I love short rows. Crazy about them. I adore how they add 3-dimensionality to something that would otherwise remain flat.
What i'm not such a great fan of though, is how they can look if you don't work the wraps in well enough to keep them hidden.
As I was knitting the first of several Aviatrix hats in anticipation of Justine of Just Jussi's visit, I started thinking. Surely there are some good resources around that give you some options for better short rows.
And of course, the ever amazing Alice of Socktopus comes to the rescue. I could have spent hours working my own way through lots of instructions, taking lots of photos, and she's done it all already. Alice's shadow wraps technique is my favourite - as long as I remember to use it.
(image from Alice)
See the picked up wraps? No? That's because this is such a super awesome technique. I'm a pretty big fan of not having to pick up the wrapped stitch on the way back, which I find annoying and slows things down. I suspect it'll be one of those things like Kitchener Stitch - for the first twenty or so times you work it, you need to look up the instructions. An entire Aviatrix using shadow wraps will have you a Grand Master at the technique, i'm sure!
Seeing as this Aviatrix hat knit up super fast...I think I may need to cast on another and see if I can finish two in one night.
Happy knitting, and wrapping and turning!
There is something about stocking stitch.
Complain as we may when I project has what feels to be miles and miles of the stuff, it is oddly soothly and reassuring.
Row after row of knit or purl (or in the round, just knit), it's the perfect stitch for tv watching, or talking with friends, or daydreaming. mostly because it's pretty hard to mess up.
While knitting away at the sunshine yellow cardigan I got to thinking how easy it is to get obsessive over a project that is mostly stocking stitch. 'One more row' easily turns into ten, and there's something soothingly rhythmic about the whole thing. A long row of knit, a long row of purl, turn, repeat, over and over.
The Sunshine Celestite Cardigan in progress

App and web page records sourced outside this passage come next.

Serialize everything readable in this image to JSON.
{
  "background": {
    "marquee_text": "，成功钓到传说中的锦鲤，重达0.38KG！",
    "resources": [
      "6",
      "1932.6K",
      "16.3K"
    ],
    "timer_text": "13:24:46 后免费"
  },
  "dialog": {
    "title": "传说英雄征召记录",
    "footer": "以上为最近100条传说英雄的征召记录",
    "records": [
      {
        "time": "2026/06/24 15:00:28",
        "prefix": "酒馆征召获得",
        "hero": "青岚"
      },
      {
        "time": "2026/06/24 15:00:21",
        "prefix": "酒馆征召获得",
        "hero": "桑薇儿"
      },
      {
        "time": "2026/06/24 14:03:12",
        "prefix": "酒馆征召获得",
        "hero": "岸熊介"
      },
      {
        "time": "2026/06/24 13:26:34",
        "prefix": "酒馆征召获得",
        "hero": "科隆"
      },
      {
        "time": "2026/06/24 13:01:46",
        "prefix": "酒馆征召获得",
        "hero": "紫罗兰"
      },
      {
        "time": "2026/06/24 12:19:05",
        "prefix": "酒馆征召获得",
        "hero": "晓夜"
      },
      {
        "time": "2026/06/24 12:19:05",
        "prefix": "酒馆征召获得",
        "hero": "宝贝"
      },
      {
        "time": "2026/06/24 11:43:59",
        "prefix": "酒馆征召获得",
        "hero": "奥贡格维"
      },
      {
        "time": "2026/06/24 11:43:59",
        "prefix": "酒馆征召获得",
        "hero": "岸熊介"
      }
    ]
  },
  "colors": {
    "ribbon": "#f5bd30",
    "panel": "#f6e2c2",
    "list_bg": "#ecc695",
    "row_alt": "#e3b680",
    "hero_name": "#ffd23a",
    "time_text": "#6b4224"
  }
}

I know there's a bit of history behind stocking stitch (the English is Stockinette, but stocking is so much simpler to say), so I decided to hunt out some tidbits of info.
Each column of stitches on the right side of the fabric is a 'wale' - which I love. Except I keep thinking of actual whales. Also, the bumps on corduroy fabric are also called 'wales' (hooray for old fabric store know how!).
Knit and Purl stitches are asymmetrical (I didn't know that!) which is why stocking stitch fabric curls at the sides and ends.
The path that your yarn takes is called a 'course' and each loop is called a 'bight'
Knitted garments can stretch as much as 500%! Holy moly!
When we knit by hand we are 'warp knitting' as we are creating wales that run perpendicular to the course of the yarn (hooray for putting terminology together!)
Feel smarter about your knitting? I do. Feel smug because I should have known all this stuff already and you totally do? Yeah, that's cool.
Take it away, Sofia!
There have been several very successful 'absolute beginners' crochet classes held at HRYC now and I've loved how enthused almost every one of the newbie crocheters have got about the craft. One recent comment was 'if I'd learnt to crochet before knitting I can see I might not have learnt to knit'. I doubt that's really true though. I can now knit too, I've not knitted a lot, but I can do it and I intend to do more of it in future even though crochet is my first love. Trouble with crochet is, you have to learn much of the more advanced stuff by yourself, there's not many crochet classes beyond the beginner level but there are loads of techniques that can move crochet beyond the granny square and several techniques that I wish I'd been able to learn from someone in person. So I'm sharing my new found knowledge in a 'next steps' class suitable for those that can already crochet a little.
One of the 'must know' techniques we'll cover is a more advanced method of chaining called the foundation single crochet, it's much stretchier and so it's ideal for clothing, plus it gets rid of that frustrating 'first row' experience. Reading charts is another technique many people have mentioned they'd like to learn. There are some gorgeous patterns which make a whole lot more sense when charted thats for sure! Best tip I can give you is this; read your chart anti-clockwise or from right to left as that's how we create our 'fabric'. We'll also cover a few different methods for joining squares and something called an invisible decrease so hopefully there's a little bit of something interesting in there for a few of you.
I must admit, I'm really looking forward to it, I'm hopeful I might pick up a tip or two from those that come along as well!
Sourced by our Twitterers!
A quick run down of our favourite technical help sites and links, as mentioned during #twitknit on Monday.
Technical Knitting - a seriously good site with clear written and visual instructions, neat wee tricks and sidesteps when you make mistakes.
There's also a bunch more instructional posts on knitty.com that are well worth a look through.
For those who love to learn from videos, pop on over to knittinghelp.com or tried and trusted Youtube.
My absolute favourite Magic Loop tutorial can be found over here on knittingdaily.com - in case you fancy venturing into socks if you haven't already!
And the book Tash learned from - Stitch 'n bitch by Debbie Stoller
Not just for learners, this is full of handy technique tips and is a great book to have on hand when you can't be bothered going to the internet.
Have I missed anything?